- _PROBLEM_:
An exact, complete copy of the entries is needed, with the pictures left out.
----
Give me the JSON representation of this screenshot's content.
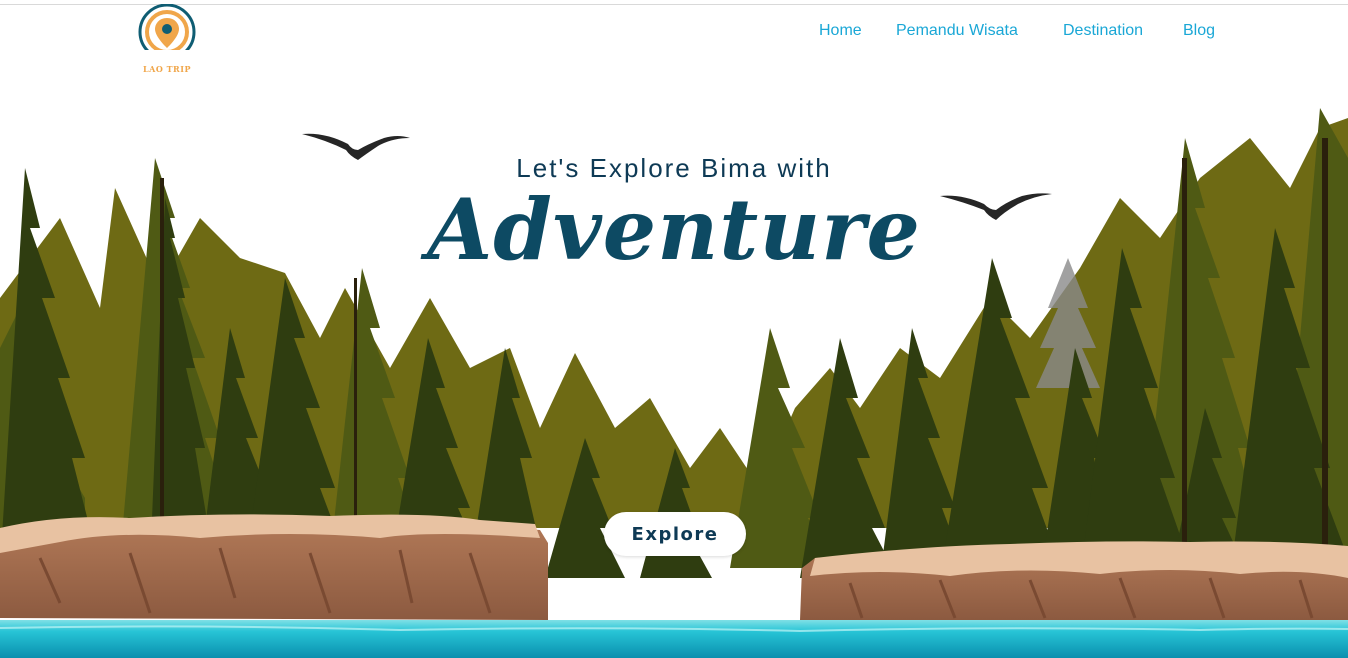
{
  "logo": {
    "text": "LAO TRIP",
    "icon": "compass-pin-logo"
  },
  "nav": {
    "items": [
      {
        "label": "Home"
      },
      {
        "label": "Pemandu Wisata"
      },
      {
        "label": "Destination"
      },
      {
        "label": "Blog"
      }
    ]
  },
  "hero": {
    "subtitle": "Let's Explore Bima with",
    "title": "Adventure",
    "button_label": "Explore"
  },
  "colors": {
    "nav_link": "#1aa7d6",
    "heading": "#0e3a55",
    "far_trees": "#6e6a14",
    "dark_trees": "#2f3d10",
    "cliff": "#e8c2a2",
    "water": "#27c4d6"
  }
}
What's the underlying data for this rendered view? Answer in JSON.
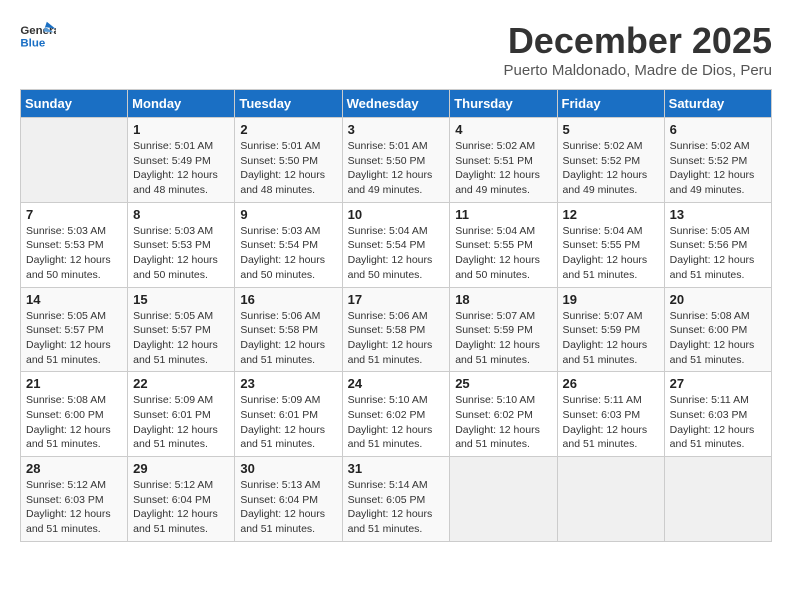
{
  "header": {
    "logo_line1": "General",
    "logo_line2": "Blue",
    "month": "December 2025",
    "location": "Puerto Maldonado, Madre de Dios, Peru"
  },
  "days_of_week": [
    "Sunday",
    "Monday",
    "Tuesday",
    "Wednesday",
    "Thursday",
    "Friday",
    "Saturday"
  ],
  "weeks": [
    [
      {
        "day": "",
        "info": ""
      },
      {
        "day": "1",
        "info": "Sunrise: 5:01 AM\nSunset: 5:49 PM\nDaylight: 12 hours\nand 48 minutes."
      },
      {
        "day": "2",
        "info": "Sunrise: 5:01 AM\nSunset: 5:50 PM\nDaylight: 12 hours\nand 48 minutes."
      },
      {
        "day": "3",
        "info": "Sunrise: 5:01 AM\nSunset: 5:50 PM\nDaylight: 12 hours\nand 49 minutes."
      },
      {
        "day": "4",
        "info": "Sunrise: 5:02 AM\nSunset: 5:51 PM\nDaylight: 12 hours\nand 49 minutes."
      },
      {
        "day": "5",
        "info": "Sunrise: 5:02 AM\nSunset: 5:52 PM\nDaylight: 12 hours\nand 49 minutes."
      },
      {
        "day": "6",
        "info": "Sunrise: 5:02 AM\nSunset: 5:52 PM\nDaylight: 12 hours\nand 49 minutes."
      }
    ],
    [
      {
        "day": "7",
        "info": "Sunrise: 5:03 AM\nSunset: 5:53 PM\nDaylight: 12 hours\nand 50 minutes."
      },
      {
        "day": "8",
        "info": "Sunrise: 5:03 AM\nSunset: 5:53 PM\nDaylight: 12 hours\nand 50 minutes."
      },
      {
        "day": "9",
        "info": "Sunrise: 5:03 AM\nSunset: 5:54 PM\nDaylight: 12 hours\nand 50 minutes."
      },
      {
        "day": "10",
        "info": "Sunrise: 5:04 AM\nSunset: 5:54 PM\nDaylight: 12 hours\nand 50 minutes."
      },
      {
        "day": "11",
        "info": "Sunrise: 5:04 AM\nSunset: 5:55 PM\nDaylight: 12 hours\nand 50 minutes."
      },
      {
        "day": "12",
        "info": "Sunrise: 5:04 AM\nSunset: 5:55 PM\nDaylight: 12 hours\nand 51 minutes."
      },
      {
        "day": "13",
        "info": "Sunrise: 5:05 AM\nSunset: 5:56 PM\nDaylight: 12 hours\nand 51 minutes."
      }
    ],
    [
      {
        "day": "14",
        "info": "Sunrise: 5:05 AM\nSunset: 5:57 PM\nDaylight: 12 hours\nand 51 minutes."
      },
      {
        "day": "15",
        "info": "Sunrise: 5:05 AM\nSunset: 5:57 PM\nDaylight: 12 hours\nand 51 minutes."
      },
      {
        "day": "16",
        "info": "Sunrise: 5:06 AM\nSunset: 5:58 PM\nDaylight: 12 hours\nand 51 minutes."
      },
      {
        "day": "17",
        "info": "Sunrise: 5:06 AM\nSunset: 5:58 PM\nDaylight: 12 hours\nand 51 minutes."
      },
      {
        "day": "18",
        "info": "Sunrise: 5:07 AM\nSunset: 5:59 PM\nDaylight: 12 hours\nand 51 minutes."
      },
      {
        "day": "19",
        "info": "Sunrise: 5:07 AM\nSunset: 5:59 PM\nDaylight: 12 hours\nand 51 minutes."
      },
      {
        "day": "20",
        "info": "Sunrise: 5:08 AM\nSunset: 6:00 PM\nDaylight: 12 hours\nand 51 minutes."
      }
    ],
    [
      {
        "day": "21",
        "info": "Sunrise: 5:08 AM\nSunset: 6:00 PM\nDaylight: 12 hours\nand 51 minutes."
      },
      {
        "day": "22",
        "info": "Sunrise: 5:09 AM\nSunset: 6:01 PM\nDaylight: 12 hours\nand 51 minutes."
      },
      {
        "day": "23",
        "info": "Sunrise: 5:09 AM\nSunset: 6:01 PM\nDaylight: 12 hours\nand 51 minutes."
      },
      {
        "day": "24",
        "info": "Sunrise: 5:10 AM\nSunset: 6:02 PM\nDaylight: 12 hours\nand 51 minutes."
      },
      {
        "day": "25",
        "info": "Sunrise: 5:10 AM\nSunset: 6:02 PM\nDaylight: 12 hours\nand 51 minutes."
      },
      {
        "day": "26",
        "info": "Sunrise: 5:11 AM\nSunset: 6:03 PM\nDaylight: 12 hours\nand 51 minutes."
      },
      {
        "day": "27",
        "info": "Sunrise: 5:11 AM\nSunset: 6:03 PM\nDaylight: 12 hours\nand 51 minutes."
      }
    ],
    [
      {
        "day": "28",
        "info": "Sunrise: 5:12 AM\nSunset: 6:03 PM\nDaylight: 12 hours\nand 51 minutes."
      },
      {
        "day": "29",
        "info": "Sunrise: 5:12 AM\nSunset: 6:04 PM\nDaylight: 12 hours\nand 51 minutes."
      },
      {
        "day": "30",
        "info": "Sunrise: 5:13 AM\nSunset: 6:04 PM\nDaylight: 12 hours\nand 51 minutes."
      },
      {
        "day": "31",
        "info": "Sunrise: 5:14 AM\nSunset: 6:05 PM\nDaylight: 12 hours\nand 51 minutes."
      },
      {
        "day": "",
        "info": ""
      },
      {
        "day": "",
        "info": ""
      },
      {
        "day": "",
        "info": ""
      }
    ]
  ]
}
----
- _RESULT OF THE TASK_:
Give me the JSON representation of this screenshot's content.
{
  "logo": {
    "text": "LAO TRIP",
    "icon": "compass-pin-logo"
  },
  "nav": {
    "items": [
      {
        "label": "Home"
      },
      {
        "label": "Pemandu Wisata"
      },
      {
        "label": "Destination"
      },
      {
        "label": "Blog"
      }
    ]
  },
  "hero": {
    "subtitle": "Let's Explore Bima with",
    "title": "Adventure",
    "button_label": "Explore"
  },
  "colors": {
    "nav_link": "#1aa7d6",
    "heading": "#0e3a55",
    "far_trees": "#6e6a14",
    "dark_trees": "#2f3d10",
    "cliff": "#e8c2a2",
    "water": "#27c4d6"
  }
}
What's the underlying data for this rendered view? Answer in JSON.
{
  "header": {
    "logo_line1": "General",
    "logo_line2": "Blue",
    "month": "December 2025",
    "location": "Puerto Maldonado, Madre de Dios, Peru"
  },
  "days_of_week": [
    "Sunday",
    "Monday",
    "Tuesday",
    "Wednesday",
    "Thursday",
    "Friday",
    "Saturday"
  ],
  "weeks": [
    [
      {
        "day": "",
        "info": ""
      },
      {
        "day": "1",
        "info": "Sunrise: 5:01 AM\nSunset: 5:49 PM\nDaylight: 12 hours\nand 48 minutes."
      },
      {
        "day": "2",
        "info": "Sunrise: 5:01 AM\nSunset: 5:50 PM\nDaylight: 12 hours\nand 48 minutes."
      },
      {
        "day": "3",
        "info": "Sunrise: 5:01 AM\nSunset: 5:50 PM\nDaylight: 12 hours\nand 49 minutes."
      },
      {
        "day": "4",
        "info": "Sunrise: 5:02 AM\nSunset: 5:51 PM\nDaylight: 12 hours\nand 49 minutes."
      },
      {
        "day": "5",
        "info": "Sunrise: 5:02 AM\nSunset: 5:52 PM\nDaylight: 12 hours\nand 49 minutes."
      },
      {
        "day": "6",
        "info": "Sunrise: 5:02 AM\nSunset: 5:52 PM\nDaylight: 12 hours\nand 49 minutes."
      }
    ],
    [
      {
        "day": "7",
        "info": "Sunrise: 5:03 AM\nSunset: 5:53 PM\nDaylight: 12 hours\nand 50 minutes."
      },
      {
        "day": "8",
        "info": "Sunrise: 5:03 AM\nSunset: 5:53 PM\nDaylight: 12 hours\nand 50 minutes."
      },
      {
        "day": "9",
        "info": "Sunrise: 5:03 AM\nSunset: 5:54 PM\nDaylight: 12 hours\nand 50 minutes."
      },
      {
        "day": "10",
        "info": "Sunrise: 5:04 AM\nSunset: 5:54 PM\nDaylight: 12 hours\nand 50 minutes."
      },
      {
        "day": "11",
        "info": "Sunrise: 5:04 AM\nSunset: 5:55 PM\nDaylight: 12 hours\nand 50 minutes."
      },
      {
        "day": "12",
        "info": "Sunrise: 5:04 AM\nSunset: 5:55 PM\nDaylight: 12 hours\nand 51 minutes."
      },
      {
        "day": "13",
        "info": "Sunrise: 5:05 AM\nSunset: 5:56 PM\nDaylight: 12 hours\nand 51 minutes."
      }
    ],
    [
      {
        "day": "14",
        "info": "Sunrise: 5:05 AM\nSunset: 5:57 PM\nDaylight: 12 hours\nand 51 minutes."
      },
      {
        "day": "15",
        "info": "Sunrise: 5:05 AM\nSunset: 5:57 PM\nDaylight: 12 hours\nand 51 minutes."
      },
      {
        "day": "16",
        "info": "Sunrise: 5:06 AM\nSunset: 5:58 PM\nDaylight: 12 hours\nand 51 minutes."
      },
      {
        "day": "17",
        "info": "Sunrise: 5:06 AM\nSunset: 5:58 PM\nDaylight: 12 hours\nand 51 minutes."
      },
      {
        "day": "18",
        "info": "Sunrise: 5:07 AM\nSunset: 5:59 PM\nDaylight: 12 hours\nand 51 minutes."
      },
      {
        "day": "19",
        "info": "Sunrise: 5:07 AM\nSunset: 5:59 PM\nDaylight: 12 hours\nand 51 minutes."
      },
      {
        "day": "20",
        "info": "Sunrise: 5:08 AM\nSunset: 6:00 PM\nDaylight: 12 hours\nand 51 minutes."
      }
    ],
    [
      {
        "day": "21",
        "info": "Sunrise: 5:08 AM\nSunset: 6:00 PM\nDaylight: 12 hours\nand 51 minutes."
      },
      {
        "day": "22",
        "info": "Sunrise: 5:09 AM\nSunset: 6:01 PM\nDaylight: 12 hours\nand 51 minutes."
      },
      {
        "day": "23",
        "info": "Sunrise: 5:09 AM\nSunset: 6:01 PM\nDaylight: 12 hours\nand 51 minutes."
      },
      {
        "day": "24",
        "info": "Sunrise: 5:10 AM\nSunset: 6:02 PM\nDaylight: 12 hours\nand 51 minutes."
      },
      {
        "day": "25",
        "info": "Sunrise: 5:10 AM\nSunset: 6:02 PM\nDaylight: 12 hours\nand 51 minutes."
      },
      {
        "day": "26",
        "info": "Sunrise: 5:11 AM\nSunset: 6:03 PM\nDaylight: 12 hours\nand 51 minutes."
      },
      {
        "day": "27",
        "info": "Sunrise: 5:11 AM\nSunset: 6:03 PM\nDaylight: 12 hours\nand 51 minutes."
      }
    ],
    [
      {
        "day": "28",
        "info": "Sunrise: 5:12 AM\nSunset: 6:03 PM\nDaylight: 12 hours\nand 51 minutes."
      },
      {
        "day": "29",
        "info": "Sunrise: 5:12 AM\nSunset: 6:04 PM\nDaylight: 12 hours\nand 51 minutes."
      },
      {
        "day": "30",
        "info": "Sunrise: 5:13 AM\nSunset: 6:04 PM\nDaylight: 12 hours\nand 51 minutes."
      },
      {
        "day": "31",
        "info": "Sunrise: 5:14 AM\nSunset: 6:05 PM\nDaylight: 12 hours\nand 51 minutes."
      },
      {
        "day": "",
        "info": ""
      },
      {
        "day": "",
        "info": ""
      },
      {
        "day": "",
        "info": ""
      }
    ]
  ]
}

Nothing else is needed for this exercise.